The fatal flaw of the $500m decentralized finance industry
We’re at the forefront of a new financial system built on public blockchains with over $685M (USD) already locked up in decentralized finance (DeFi).
We’re at the forefront of a new financial system built on public blockchains with over $685M (USD) already locked up in decentralized finance (DeFi). These solutions are built on smart contracts, which are simple programs designed to automatically execute once a specified criterion is satisfied.
However, the data that decides this makes for a vulnerable Achilles heel that can put these funds at risk. How can we guarantee the security of immutable and permanent smart contracts that depend on data feeds and govern decentralized financial applications?
To answer this question, we must understand how decentralized applications use data and stop seeing data as simply an asset but as a primitive building block for the ecosystem of tomorrow.
What is DeFi and how does data play a critical role?
If you’ve looked into blockchain sometime during the past year, more than likely you’re wondering, “Why is everyone talking about DeFi.” DeFi is a movement aiming to rebuild the traditional financial system in a permissionless, transparent, open and censorship-resistant manner.
Think instant global transaction settlements. Think of peer-to-peer lending/borrowing. Think no more hefty fees from intermediaries.
A caveat to this is that blockchain networks cannot communicate or consume data external to their blockchain network. For example, decentralized applications (dApps) on Ethereum, by nature, aren’t able to tap into traditional stock prices or bitcoins price. This was until the introduction of data oracles — a technology that interfaces external data sources and APIs into compatible form to be used within a blockchain.
As users, we trust and interface with the front-end of technology applications every day but rarely do we consider what is going on in the backend — i.e. how the technology is programmed to behave.
In light of Synthetix, a platform that enables the creation of on-chain synthetic assets that track the value of assets in the real world, we saw a failure of a centralized point of data.
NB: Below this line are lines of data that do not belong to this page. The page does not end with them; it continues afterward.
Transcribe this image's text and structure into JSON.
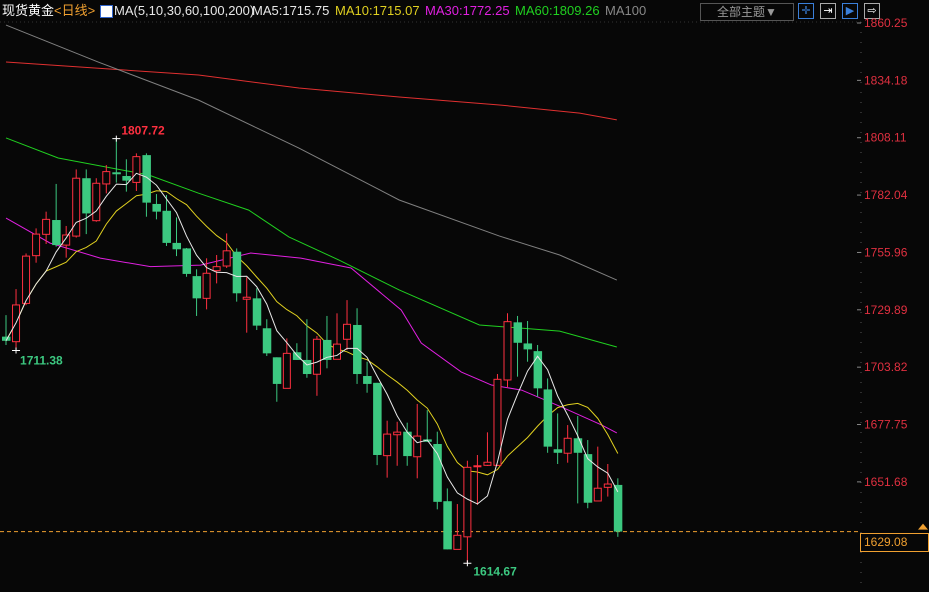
{
  "header": {
    "symbol": "现货黄金",
    "period": "<日线>",
    "indicator": "MA(5,10,30,60,100,200)",
    "ma5": "MA5:1715.75",
    "ma10": "MA10:1715.07",
    "ma30": "MA30:1772.25",
    "ma60": "MA60:1809.26",
    "ma100": "MA100",
    "theme_button": "全部主题▼"
  },
  "colors": {
    "up": "#ff3040",
    "down": "#3cc880",
    "ma5": "#e8e8e8",
    "ma10": "#e0d020",
    "ma30": "#e020e0",
    "ma60": "#20d020",
    "ma100": "#808080",
    "ma200": "#e03030",
    "axis": "#e03040",
    "current": "#f0a030"
  },
  "chart_data": {
    "type": "candlestick",
    "title": "现货黄金 日线",
    "y_ticks": [
      "1860.25",
      "1834.18",
      "1808.11",
      "1782.04",
      "1755.96",
      "1729.89",
      "1703.82",
      "1677.75",
      "1651.68"
    ],
    "ylim": [
      1860.25,
      1629.08
    ],
    "current_price": "1629.08",
    "annotations": {
      "high": "1807.72",
      "high_index": 11,
      "low_left": "1711.38",
      "low_left_index": 1,
      "low": "1614.67",
      "low_index": 46
    },
    "ohlc": [
      [
        1717.7,
        1727.5,
        1713.9,
        1715.8
      ],
      [
        1715.4,
        1739.3,
        1711.38,
        1732.1
      ],
      [
        1732.8,
        1755.5,
        1732.0,
        1754.3
      ],
      [
        1754.5,
        1766.9,
        1751.3,
        1764.3
      ],
      [
        1764.2,
        1774.5,
        1759.8,
        1771.0
      ],
      [
        1770.7,
        1787.1,
        1758.6,
        1759.3
      ],
      [
        1759.3,
        1768.0,
        1753.6,
        1763.9
      ],
      [
        1763.4,
        1793.7,
        1762.7,
        1789.7
      ],
      [
        1789.7,
        1793.7,
        1764.3,
        1773.7
      ],
      [
        1770.4,
        1789.7,
        1769.9,
        1787.4
      ],
      [
        1787.1,
        1795.7,
        1782.8,
        1792.7
      ],
      [
        1792.4,
        1807.72,
        1787.7,
        1791.5
      ],
      [
        1790.7,
        1798.3,
        1783.6,
        1788.6
      ],
      [
        1787.8,
        1801.0,
        1783.9,
        1799.5
      ],
      [
        1800.2,
        1801.0,
        1772.2,
        1778.6
      ],
      [
        1778.0,
        1782.5,
        1771.0,
        1774.5
      ],
      [
        1774.9,
        1782.1,
        1758.9,
        1760.3
      ],
      [
        1760.3,
        1771.9,
        1754.3,
        1757.4
      ],
      [
        1757.8,
        1758.0,
        1744.9,
        1746.2
      ],
      [
        1745.2,
        1748.3,
        1727.1,
        1735.1
      ],
      [
        1735.1,
        1753.3,
        1730.1,
        1746.5
      ],
      [
        1747.7,
        1754.8,
        1741.9,
        1749.5
      ],
      [
        1749.8,
        1764.6,
        1748.9,
        1756.7
      ],
      [
        1756.3,
        1757.8,
        1733.6,
        1737.4
      ],
      [
        1734.7,
        1744.7,
        1719.5,
        1735.6
      ],
      [
        1735.1,
        1739.7,
        1720.7,
        1722.7
      ],
      [
        1721.5,
        1725.6,
        1708.9,
        1710.1
      ],
      [
        1708.3,
        1708.3,
        1688.1,
        1696.2
      ],
      [
        1694.2,
        1716.9,
        1694.2,
        1710.1
      ],
      [
        1710.6,
        1714.7,
        1707.1,
        1707.1
      ],
      [
        1707.1,
        1725.6,
        1699.0,
        1700.7
      ],
      [
        1700.6,
        1718.0,
        1690.8,
        1716.5
      ],
      [
        1716.2,
        1727.1,
        1703.3,
        1707.1
      ],
      [
        1707.4,
        1728.3,
        1707.4,
        1714.3
      ],
      [
        1716.5,
        1734.3,
        1711.6,
        1723.3
      ],
      [
        1723.0,
        1730.6,
        1696.2,
        1700.7
      ],
      [
        1699.8,
        1706.3,
        1692.2,
        1696.2
      ],
      [
        1696.7,
        1696.7,
        1659.3,
        1663.9
      ],
      [
        1663.6,
        1679.5,
        1653.6,
        1673.4
      ],
      [
        1673.1,
        1679.0,
        1659.0,
        1674.3
      ],
      [
        1674.5,
        1678.6,
        1659.0,
        1663.4
      ],
      [
        1663.1,
        1687.1,
        1653.3,
        1672.5
      ],
      [
        1671.0,
        1684.3,
        1669.9,
        1669.9
      ],
      [
        1668.9,
        1674.5,
        1639.2,
        1642.6
      ],
      [
        1642.9,
        1648.7,
        1621.0,
        1621.0
      ],
      [
        1621.0,
        1641.6,
        1621.0,
        1627.4
      ],
      [
        1626.7,
        1661.3,
        1614.67,
        1658.3
      ],
      [
        1658.6,
        1663.9,
        1641.2,
        1659.0
      ],
      [
        1659.2,
        1674.2,
        1658.9,
        1660.6
      ],
      [
        1659.2,
        1700.7,
        1658.9,
        1698.3
      ],
      [
        1698.0,
        1728.3,
        1694.7,
        1724.5
      ],
      [
        1724.2,
        1727.1,
        1699.5,
        1714.9
      ],
      [
        1714.6,
        1724.8,
        1706.3,
        1711.9
      ],
      [
        1711.1,
        1713.9,
        1690.4,
        1694.2
      ],
      [
        1693.7,
        1698.7,
        1664.9,
        1667.7
      ],
      [
        1666.5,
        1682.8,
        1659.8,
        1664.9
      ],
      [
        1664.7,
        1677.5,
        1660.4,
        1671.5
      ],
      [
        1671.5,
        1681.6,
        1641.9,
        1664.9
      ],
      [
        1664.3,
        1670.7,
        1639.7,
        1642.2
      ],
      [
        1643.0,
        1667.7,
        1643.0,
        1648.8
      ],
      [
        1649.2,
        1659.8,
        1645.0,
        1650.7
      ],
      [
        1650.3,
        1653.3,
        1626.7,
        1629.08
      ]
    ],
    "ma_series": [
      {
        "name": "MA30",
        "color_key": "ma30",
        "points": [
          [
            0,
            1771.6
          ],
          [
            4.4,
            1760.2
          ],
          [
            9.4,
            1753.4
          ],
          [
            14.4,
            1749.5
          ],
          [
            19.4,
            1750.2
          ],
          [
            24.4,
            1755.7
          ],
          [
            29.4,
            1753.4
          ],
          [
            34.4,
            1748.9
          ],
          [
            39.4,
            1729.8
          ],
          [
            41.4,
            1714.8
          ],
          [
            45.4,
            1701.6
          ],
          [
            48.4,
            1695.7
          ],
          [
            51.4,
            1693.4
          ],
          [
            55.4,
            1685.7
          ],
          [
            59.4,
            1677.5
          ],
          [
            60.9,
            1673.9
          ]
        ]
      },
      {
        "name": "MA60",
        "color_key": "ma60",
        "points": [
          [
            0,
            1808.0
          ],
          [
            5.2,
            1798.9
          ],
          [
            14.2,
            1791.2
          ],
          [
            19.2,
            1782.9
          ],
          [
            24.2,
            1775.2
          ],
          [
            28.2,
            1763.0
          ],
          [
            33.2,
            1752.5
          ],
          [
            39.2,
            1738.9
          ],
          [
            47.2,
            1723.0
          ],
          [
            51.2,
            1721.6
          ],
          [
            55.2,
            1720.2
          ],
          [
            60.9,
            1713.0
          ]
        ]
      },
      {
        "name": "MA100",
        "color_key": "ma100",
        "points": [
          [
            0,
            1859.3
          ],
          [
            9.2,
            1842.5
          ],
          [
            19.2,
            1825.2
          ],
          [
            29.2,
            1803.4
          ],
          [
            39.2,
            1779.8
          ],
          [
            49.2,
            1763.4
          ],
          [
            55.2,
            1754.8
          ],
          [
            60.9,
            1743.4
          ]
        ]
      },
      {
        "name": "MA200",
        "color_key": "ma200",
        "points": [
          [
            0,
            1842.5
          ],
          [
            19.2,
            1836.6
          ],
          [
            29.2,
            1830.7
          ],
          [
            39.2,
            1826.6
          ],
          [
            49.2,
            1823.0
          ],
          [
            57.2,
            1819.3
          ],
          [
            60.9,
            1816.2
          ]
        ]
      }
    ]
  }
}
This lead to invalid trades that resulted in over $1 billion in profit in just less than an hour. We need to understand that oracles and sources of data are the absolute foundation of any technological application.
How can data be trusted in a decentralized manner?
Decentralized oracles are essential to the ecosystem as they are, by design, autonomous and trusted solution by incentivizing anyone and everyone to vote on behalf of data providers to earn data query fees. This mitigates the central point of failure issue within other oracle solutions as applications or users must choose their data provider.
Smart contracts can retrieve off-chain data through centralized or decentralized oracles.
The centralized option involves calling a random function from ‘trusted’ online sources. Although the fastest and cheapest method to feed data, users must place absolute trust that this data source will perpetually feed accurate data creating a single point of failure.
Decentralized oracles are a preferred option that aggregates multiple data sources to reduce the chance of collusion. Each data provider has its reputation and economic incentive to provide accurate data to the blockchain. Although there are differences in oracle design, some projects that facilitate this type of oracle include Band Protocol, Chainlink, and MakerDAO oracle.
Data is the lifeblood of the DeFi ecosystem
If there’s one takeaway from this piece, it’s that data is a critical component for any technology but it is especially vital for smart contracts.
With exponentially growing DeFi ecosystems and enterprise adoptions, data oracles will only become of greater importance whereby startups that supply reliable data with guaranteed accuracy such as Band Protocol and Chainlink will play a pivotal role in the next generation of smart contracts and reconstruction of the financial system we know today.